Guest

Alan, I sympathise – I had similar problems with my wife’s account with Santander – cancelled debit card and online access denied. For me Barclays got it right, and set up a new TPA account with cheque book, debit card and online access. I think it helped that we had a separate account with Barclays. Mind you, online access is via a ‘Switch Customer’ option from the existing account.

Re banks procedures re PoA (and Court of Protection matters) I would point a finger at BBA who issue “guidance notes” and don’t do much (it appears) to see if any notice is taken. The first Guidance Note came out in 2007, and a reminder in 2010, and another reminder in 2013 but there is little evidence that much has changed.
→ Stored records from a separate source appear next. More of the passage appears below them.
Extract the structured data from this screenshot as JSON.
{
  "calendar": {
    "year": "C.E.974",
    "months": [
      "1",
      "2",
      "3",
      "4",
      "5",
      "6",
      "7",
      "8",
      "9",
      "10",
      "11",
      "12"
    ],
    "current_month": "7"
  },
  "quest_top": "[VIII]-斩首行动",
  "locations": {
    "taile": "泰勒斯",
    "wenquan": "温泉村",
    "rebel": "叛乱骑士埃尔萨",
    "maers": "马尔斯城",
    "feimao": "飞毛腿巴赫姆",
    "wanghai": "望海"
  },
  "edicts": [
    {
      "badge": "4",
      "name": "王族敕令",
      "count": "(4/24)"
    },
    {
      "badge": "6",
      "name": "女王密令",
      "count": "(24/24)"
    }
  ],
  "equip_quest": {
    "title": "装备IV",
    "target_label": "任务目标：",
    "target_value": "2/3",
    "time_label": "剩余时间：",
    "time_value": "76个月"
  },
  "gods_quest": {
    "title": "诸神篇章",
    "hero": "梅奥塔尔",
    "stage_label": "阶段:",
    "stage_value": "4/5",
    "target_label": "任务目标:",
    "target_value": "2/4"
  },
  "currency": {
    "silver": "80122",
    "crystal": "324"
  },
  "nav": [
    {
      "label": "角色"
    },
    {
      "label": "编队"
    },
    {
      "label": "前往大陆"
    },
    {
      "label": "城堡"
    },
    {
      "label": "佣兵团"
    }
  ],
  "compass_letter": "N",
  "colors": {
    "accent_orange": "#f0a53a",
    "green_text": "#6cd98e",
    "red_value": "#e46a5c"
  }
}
Bearing in mind the level of discussion in the media re mental illness, it makes you wonder have much practical common sense is used by bank staff, and those who write operating procedures. They’ve been taught to say “is there anything else I can help you with?” so why not some education about mental capacity problems?

Guest

I have a Lasting Power of Attorney for my brother’s affairs following him having a mental breakdown and being diagnosed as bi-polar. Nearly everybody has been fine, even the DWP. The only problem I have encountered is with Nat West Cards who refuse to accept it and instead want me to apply to be added to his account, involving credit checks etc. The irony is I only contacted them as they are pursuing him for a credit card debt. All his other creditors are fine, even the Inland Revenue.

Guest

I hold a sole court registered enduring power of attorney, but my mothers bank still allowed a third party to be given access to her statements. Unbelievable. The case is now with the ombudsman.